Adding to the Lightning's young blueline depth is Wishart, who is a bluechip prospect, and Matt Smaby and Vladimir Mihalik who also aren't far from making the NHL. Last year's camp surprise, Mike Lundin, is also in the mix although because he is no longer exempt from waivers the Lightning may need to trade him rather than lose the young mobile blueliner for nothing. The team also is likely to have new acquisitions Janne Niskala or Andrew Hutchinson also fill a spot on the NHL roster on opening night this season. So, there's a lot to look forward to for the future of the Lightning's defense. The bad news, though, is that with 531 NHL games under his belt Filip Kuba is by far and away the gray beard of this group. That's a recipe for disaster, especially considering the Lightning goaltending is anchored by 26 year old Mike Smith, who has never been an NHL starter, and Olaf Kolzig who, for those keeping score at home, was taken in the 1989 NHL Entry Draft along with such youthful luminaries as former Lightning captain Rob Zamuner. That's why it is so critical for the Lightning to find one more veteran for their blueline capable of mentoring the team's youth and playing on the penalty kill and the shifts after goals to prevent situations where momentum is compounded or lost and where the ice is suddenly tilted against the Lightning. A band aid fix might be to re-sign long time Lightning blueliner Jassen Cullimore who has 708 games of NHL experience and played surprisingly well with Florida last season, although rumors have had the team pursuing former Lightning Darryl Sydor (1,171 games) and Toronto blueliner Bryan McCabe (917 games).

The final gamble, as previously mentioned, will be between the pipes where the Lightning will go with incredibly green Mike Smith and dusty old Olaf Kolzig between the pipes. The odd thing is that, for my money, Karri Ramo might be better than both of them. Had the Lightning not signed Kolzig, I suspect Ramo would've taken Smith's starting job by the end of this coming season. As it is, he still might get the chance to upstage the top two netminders on the depth chart.

Well, I should amend the previous paragraph's comment. That's the final roster gamble. Arguably the biggest gamble of all will be behind the bench where Barry Melrose will try his hand at coaching after close to 13 years spent behind the cameras at ESPN. What will Melrose's system look like? No one knows, and adding to the uneasy anticipation will be Melrose's relatively inexperienced assistant coaches Rick Tocchet and Wes Walz. Expect Melrose to lean heavily on Cap Raeder, although Raeder himself hasn't been in any coaching capacity since the 2002-2003 season in San Jose. Sound scary to you?

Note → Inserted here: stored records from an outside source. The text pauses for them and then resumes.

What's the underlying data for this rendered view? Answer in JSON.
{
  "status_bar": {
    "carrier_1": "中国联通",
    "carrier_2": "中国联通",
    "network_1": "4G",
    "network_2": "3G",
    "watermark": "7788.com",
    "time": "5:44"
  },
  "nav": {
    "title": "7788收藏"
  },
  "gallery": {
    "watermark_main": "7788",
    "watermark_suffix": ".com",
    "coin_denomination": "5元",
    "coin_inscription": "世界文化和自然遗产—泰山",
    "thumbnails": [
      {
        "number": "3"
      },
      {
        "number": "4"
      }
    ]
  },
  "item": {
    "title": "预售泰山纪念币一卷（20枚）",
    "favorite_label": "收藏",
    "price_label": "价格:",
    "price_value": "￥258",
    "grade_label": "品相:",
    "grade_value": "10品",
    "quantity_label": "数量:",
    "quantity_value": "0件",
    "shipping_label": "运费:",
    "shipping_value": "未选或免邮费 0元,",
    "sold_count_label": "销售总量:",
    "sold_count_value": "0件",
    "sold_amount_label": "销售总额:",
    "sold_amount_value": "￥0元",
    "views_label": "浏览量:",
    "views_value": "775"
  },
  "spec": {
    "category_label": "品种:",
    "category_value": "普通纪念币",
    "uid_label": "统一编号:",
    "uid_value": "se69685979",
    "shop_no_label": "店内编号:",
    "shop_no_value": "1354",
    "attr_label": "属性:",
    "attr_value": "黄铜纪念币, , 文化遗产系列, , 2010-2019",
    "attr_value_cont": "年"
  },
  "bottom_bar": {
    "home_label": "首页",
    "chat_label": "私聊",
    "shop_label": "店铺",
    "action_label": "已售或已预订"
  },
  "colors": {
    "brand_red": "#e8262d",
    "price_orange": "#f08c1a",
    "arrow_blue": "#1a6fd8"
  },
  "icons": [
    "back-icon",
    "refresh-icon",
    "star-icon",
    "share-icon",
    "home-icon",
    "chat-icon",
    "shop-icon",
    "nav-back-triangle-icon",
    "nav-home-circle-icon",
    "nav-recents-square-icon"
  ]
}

It should.

If everything falls in place perfectly, and assuming Lawton does indeed acquire a veteran blueliner, the Lightning could be one of the best teams in the Eastern Conference. The law of averages, however, favors only half of OK Hockey's moves panning out and a Lightning team that will have to fight for every point to make the postseason. Fortunately for the Lightning they play in a bad Southeast Division, which means if they can beat up on Washington (starting goaltender Jose Theodore), Carolina (perennial underachiever of late), Atlanta (Ilya Kovalchuk and very little else), and Florida (who just traded their best player and captain, Olli Jokinen, for what amounts to a bag of pucks) they could claw their way into a three seed in the conference. That may be the best case scenario for 2008-2009, with the added hope that the team can, no pun intended, catch lightning in a bottle for their postseason run.

And so we sit and we wait for the season, with uneasy anticipation.